(väl`bzhĭkh), Ger. Waldenburg, city (1992 est. pop. 141,300), Dolnośląskie prov., SW Poland. Coal mining, chemical production, metallurgy, and textile milling are the chief economic activity. The city's importance dates from the 19th-century industrialization of the Lower Silesian coal basin. Wałbrzych sustained great damage during World War II, after which it passed from Germany to Poland.

Walbrzych

 

a city in southwestern Poland. Located in Wroclaw Województwo (province), in the Sudeten Mountains. Population, 126,000 (1968). Railroad junction.

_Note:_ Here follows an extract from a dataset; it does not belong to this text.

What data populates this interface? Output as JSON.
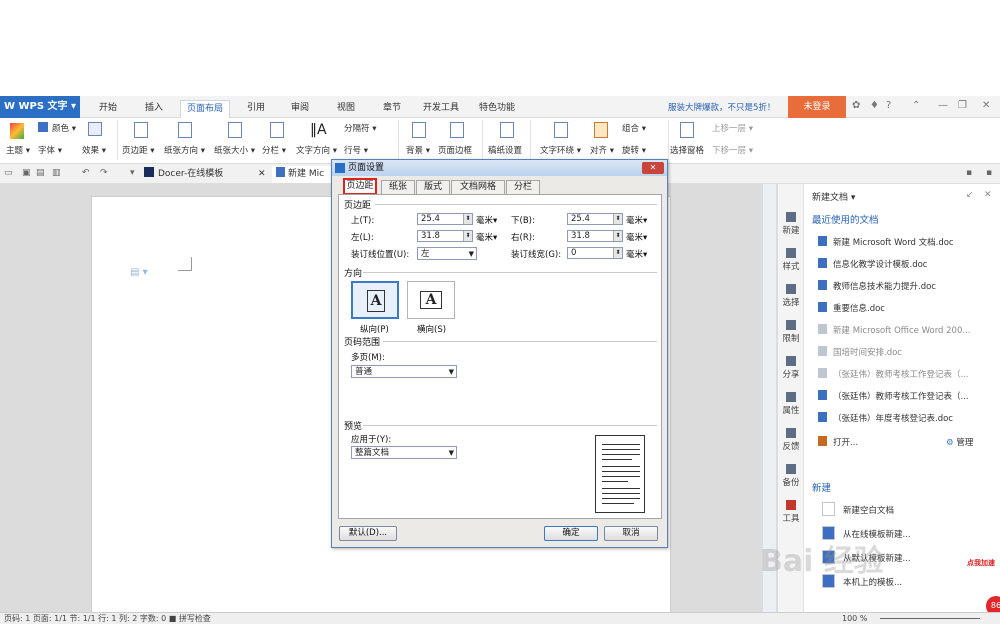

Walbrzych is the center of the Walbrzych (Lower Silesian) Coal Basin; it is the oldest in Europe, and coal has been mined there since the 14th century. Coking coal is also extracted, and the production of coke amounts to approximately 2 million tons per year. Walbrzych has a thermal electric power plant and heavy machine building (mining equipment), sulfuric-acid, glass, and porcelain-pottery industries. The mountain health resort of Szczawno-Zdrój is located near Walbrzych.

Wałbrzych

an industrial city in SW Poland. Pop.: 176 000 (2005 est.)
References in periodicals archive ?
But Walbrzych's deputy mayor Zygmunt Nowaczyk said: "I can formally reveal we discovered something." And the council disappointed the first finders further, saying: "There is no mention of valuables - just military equipment."
Further studies and identification of present day rock mass surface movements in the Walbrzych Coal Basin requires periodic geodetic measurements of former mining grounds to collect necessary quantitative data.